The task. Exact repetition is required: reproduce every line of the data.

Extracted entries.
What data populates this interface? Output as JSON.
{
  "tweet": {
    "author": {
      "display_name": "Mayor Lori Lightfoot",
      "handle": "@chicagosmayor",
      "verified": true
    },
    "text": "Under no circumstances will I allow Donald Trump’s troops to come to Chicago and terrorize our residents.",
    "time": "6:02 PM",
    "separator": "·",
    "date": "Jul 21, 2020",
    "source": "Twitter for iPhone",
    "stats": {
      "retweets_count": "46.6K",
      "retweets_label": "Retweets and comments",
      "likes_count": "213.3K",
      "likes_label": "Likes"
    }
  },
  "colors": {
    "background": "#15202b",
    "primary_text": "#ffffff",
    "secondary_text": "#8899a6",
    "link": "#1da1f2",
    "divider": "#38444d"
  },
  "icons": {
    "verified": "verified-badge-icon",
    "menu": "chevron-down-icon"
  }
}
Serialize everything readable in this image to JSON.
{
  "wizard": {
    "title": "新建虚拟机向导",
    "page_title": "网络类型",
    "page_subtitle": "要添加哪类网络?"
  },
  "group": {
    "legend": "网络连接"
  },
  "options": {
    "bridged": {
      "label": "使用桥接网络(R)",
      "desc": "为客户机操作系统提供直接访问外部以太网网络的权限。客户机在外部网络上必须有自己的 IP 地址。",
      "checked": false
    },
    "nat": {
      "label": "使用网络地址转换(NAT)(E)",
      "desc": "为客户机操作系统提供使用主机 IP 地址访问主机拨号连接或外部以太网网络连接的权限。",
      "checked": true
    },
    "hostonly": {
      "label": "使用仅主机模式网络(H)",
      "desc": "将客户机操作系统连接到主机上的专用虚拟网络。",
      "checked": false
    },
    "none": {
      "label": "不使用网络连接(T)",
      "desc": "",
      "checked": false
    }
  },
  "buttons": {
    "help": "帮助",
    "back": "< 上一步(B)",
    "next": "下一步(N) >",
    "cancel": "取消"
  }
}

Answer to this problem.
What data populates this interface? Output as JSON.
{
  "tweet": {
    "author": {
      "display_name": "Mayor Lori Lightfoot",
      "handle": "@chicagosmayor",
      "verified": true
    },
    "text": "Under no circumstances will I allow Donald Trump’s troops to come to Chicago and terrorize our residents.",
    "time": "6:02 PM",
    "separator": "·",
    "date": "Jul 21, 2020",
    "source": "Twitter for iPhone",
    "stats": {
      "retweets_count": "46.6K",
      "retweets_label": "Retweets and comments",
      "likes_count": "213.3K",
      "likes_label": "Likes"
    }
  },
  "colors": {
    "background": "#15202b",
    "primary_text": "#ffffff",
    "secondary_text": "#8899a6",
    "link": "#1da1f2",
    "divider": "#38444d"
  },
  "icons": {
    "verified": "verified-badge-icon",
    "menu": "chevron-down-icon"
  }
}
Serialize everything readable in this image to JSON.
{
  "wizard": {
    "title": "新建虚拟机向导",
    "page_title": "网络类型",
    "page_subtitle": "要添加哪类网络?"
  },
  "group": {
    "legend": "网络连接"
  },
  "options": {
    "bridged": {
      "label": "使用桥接网络(R)",
      "desc": "为客户机操作系统提供直接访问外部以太网网络的权限。客户机在外部网络上必须有自己的 IP 地址。",
      "checked": false
    },
    "nat": {
      "label": "使用网络地址转换(NAT)(E)",
      "desc": "为客户机操作系统提供使用主机 IP 地址访问主机拨号连接或外部以太网网络连接的权限。",
      "checked": true
    },
    "hostonly": {
      "label": "使用仅主机模式网络(H)",
      "desc": "将客户机操作系统连接到主机上的专用虚拟网络。",
      "checked": false
    },
    "none": {
      "label": "不使用网络连接(T)",
      "desc": "",
      "checked": false
    }
  },
  "buttons": {
    "help": "帮助",
    "back": "< 上一步(B)",
    "next": "下一步(N) >",
    "cancel": "取消"
  }
}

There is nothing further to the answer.